* Problem to work on:
Set down every record exactly as it appears.

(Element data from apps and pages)
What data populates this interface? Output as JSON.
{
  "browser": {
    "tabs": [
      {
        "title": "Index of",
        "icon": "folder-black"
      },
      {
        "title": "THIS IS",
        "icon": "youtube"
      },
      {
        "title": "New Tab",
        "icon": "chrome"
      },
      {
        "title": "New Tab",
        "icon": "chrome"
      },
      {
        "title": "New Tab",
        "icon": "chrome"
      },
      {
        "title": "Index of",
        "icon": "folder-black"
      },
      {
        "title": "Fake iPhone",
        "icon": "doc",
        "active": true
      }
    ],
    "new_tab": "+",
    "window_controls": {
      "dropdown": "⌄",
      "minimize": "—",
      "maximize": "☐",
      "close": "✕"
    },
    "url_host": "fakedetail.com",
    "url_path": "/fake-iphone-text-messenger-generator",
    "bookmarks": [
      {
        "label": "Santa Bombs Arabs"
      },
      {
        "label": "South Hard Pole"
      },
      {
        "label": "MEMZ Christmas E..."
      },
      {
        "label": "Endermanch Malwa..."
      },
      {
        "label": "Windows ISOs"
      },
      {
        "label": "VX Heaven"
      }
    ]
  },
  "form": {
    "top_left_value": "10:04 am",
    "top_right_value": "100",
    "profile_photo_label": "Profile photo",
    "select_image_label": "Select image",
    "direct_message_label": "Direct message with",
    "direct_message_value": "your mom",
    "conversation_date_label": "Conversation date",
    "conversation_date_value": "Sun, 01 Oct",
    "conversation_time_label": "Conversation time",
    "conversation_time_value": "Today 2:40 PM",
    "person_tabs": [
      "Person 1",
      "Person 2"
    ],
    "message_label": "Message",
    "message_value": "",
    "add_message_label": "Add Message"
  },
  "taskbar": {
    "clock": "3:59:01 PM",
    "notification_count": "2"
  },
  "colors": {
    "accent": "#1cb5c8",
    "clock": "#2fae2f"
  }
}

* Expected output:
What data populates this interface? Output as JSON.
{
  "browser": {
    "tabs": [
      {
        "title": "Index of",
        "icon": "folder-black"
      },
      {
        "title": "THIS IS",
        "icon": "youtube"
      },
      {
        "title": "New Tab",
        "icon": "chrome"
      },
      {
        "title": "New Tab",
        "icon": "chrome"
      },
      {
        "title": "New Tab",
        "icon": "chrome"
      },
      {
        "title": "Index of",
        "icon": "folder-black"
      },
      {
        "title": "Fake iPhone",
        "icon": "doc",
        "active": true
      }
    ],
    "new_tab": "+",
    "window_controls": {
      "dropdown": "⌄",
      "minimize": "—",
      "maximize": "☐",
      "close": "✕"
    },
    "url_host": "fakedetail.com",
    "url_path": "/fake-iphone-text-messenger-generator",
    "bookmarks": [
      {
        "label": "Santa Bombs Arabs"
      },
      {
        "label": "South Hard Pole"
      },
      {
        "label": "MEMZ Christmas E..."
      },
      {
        "label": "Endermanch Malwa..."
      },
      {
        "label": "Windows ISOs"
      },
      {
        "label": "VX Heaven"
      }
    ]
  },
  "form": {
    "top_left_value": "10:04 am",
    "top_right_value": "100",
    "profile_photo_label": "Profile photo",
    "select_image_label": "Select image",
    "direct_message_label": "Direct message with",
    "direct_message_value": "your mom",
    "conversation_date_label": "Conversation date",
    "conversation_date_value": "Sun, 01 Oct",
    "conversation_time_label": "Conversation time",
    "conversation_time_value": "Today 2:40 PM",
    "person_tabs": [
      "Person 1",
      "Person 2"
    ],
    "message_label": "Message",
    "message_value": "",
    "add_message_label": "Add Message"
  },
  "taskbar": {
    "clock": "3:59:01 PM",
    "notification_count": "2"
  },
  "colors": {
    "accent": "#1cb5c8",
    "clock": "#2fae2f"
  }
}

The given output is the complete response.